This entry in MacCall and Nichols’ Hidden Histories series takes a fictional look at the Dred Scott decision.
Eliza Scott lives like she’s free, but her liberty is tenuous, at best. She is the 11-year-old daughter of Dred Scott, the litigant in the eponymous 1857 U.S. Supreme Court case regarding African-Americans’ liberties. She and her family live in a nether life between independence and slavery, and she, like quite a few hardheaded preteens, wants to live as though freedom is an assumption, not a wish. However, the realities the Scotts experience curtail Eliza’s sense of entitlement. They must live in a St. Louis jail while awaiting the outcome of the trial and avoid slave catchers who, as her mother reminds Eliza, could kidnap her and sell her—and then there’s the cholera outbreak that kills regardless of race or gender. As she struggles with this contradiction, she manages to make decisions that jeopardize her, her family, and her community. The narrow-escape scenarios MacColl and Nichols create shouldn’t lead readers to cheer Eliza’s pluck so much as to shake their heads at her foolhardiness—and in the antebellum United States, such foolhardiness would have led to sexual violence, if not death.

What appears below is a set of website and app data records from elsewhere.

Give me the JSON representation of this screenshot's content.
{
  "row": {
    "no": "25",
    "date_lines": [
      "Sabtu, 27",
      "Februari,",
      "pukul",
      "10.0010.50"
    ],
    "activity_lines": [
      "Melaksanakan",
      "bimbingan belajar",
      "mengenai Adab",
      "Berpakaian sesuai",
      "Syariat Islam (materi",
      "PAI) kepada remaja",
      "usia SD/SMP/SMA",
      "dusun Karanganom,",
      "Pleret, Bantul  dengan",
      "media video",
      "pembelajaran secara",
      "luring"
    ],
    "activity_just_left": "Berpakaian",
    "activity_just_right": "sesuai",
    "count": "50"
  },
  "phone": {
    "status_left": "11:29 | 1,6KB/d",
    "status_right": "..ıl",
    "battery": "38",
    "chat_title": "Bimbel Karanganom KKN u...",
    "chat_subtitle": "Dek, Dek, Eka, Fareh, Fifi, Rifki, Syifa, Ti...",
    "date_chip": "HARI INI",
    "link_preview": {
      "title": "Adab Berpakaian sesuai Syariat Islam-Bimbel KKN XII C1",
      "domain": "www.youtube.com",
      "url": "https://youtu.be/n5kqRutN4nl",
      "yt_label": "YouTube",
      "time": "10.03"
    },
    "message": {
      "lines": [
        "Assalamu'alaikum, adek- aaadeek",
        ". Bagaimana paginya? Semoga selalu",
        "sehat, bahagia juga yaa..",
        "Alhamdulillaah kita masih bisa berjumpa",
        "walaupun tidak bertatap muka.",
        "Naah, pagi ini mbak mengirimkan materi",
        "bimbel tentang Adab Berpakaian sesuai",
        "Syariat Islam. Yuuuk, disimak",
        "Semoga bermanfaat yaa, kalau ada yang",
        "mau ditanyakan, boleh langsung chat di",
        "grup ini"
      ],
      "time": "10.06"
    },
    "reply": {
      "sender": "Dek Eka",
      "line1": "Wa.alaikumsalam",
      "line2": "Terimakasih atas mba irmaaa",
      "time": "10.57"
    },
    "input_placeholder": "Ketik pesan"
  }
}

While most middle-grade readers may not know this, presenting it as otherwise, even in a fictional frame, does both them and history a disservice.

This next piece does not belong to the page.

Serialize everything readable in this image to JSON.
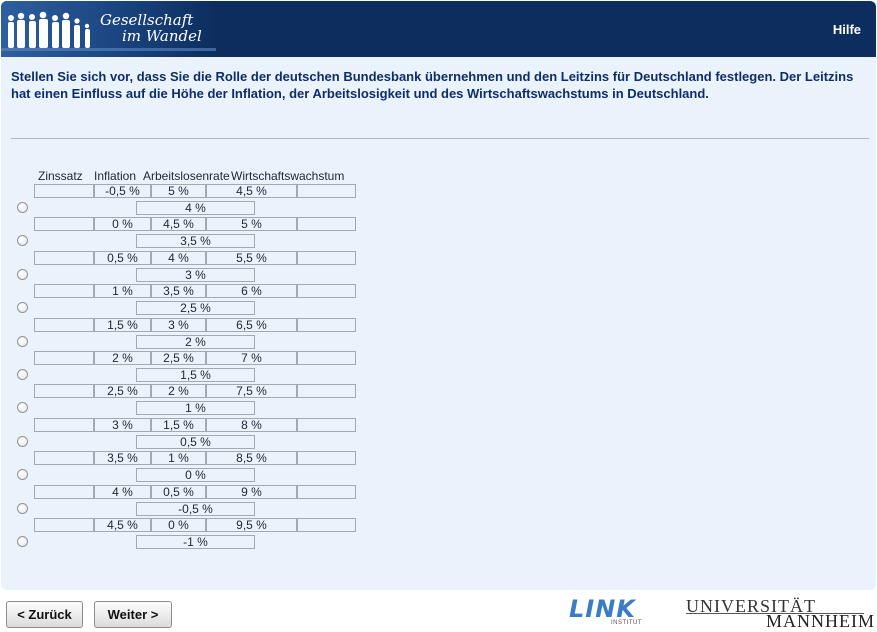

It’s understandable to want to create spunky historical heroines, but some children in the past weren’t free to be headstrong—their survival depended on caution. To write fiction otherwise becomes gross revisionism. (author’s note, sources, further reading) (Historical fiction. 8-12)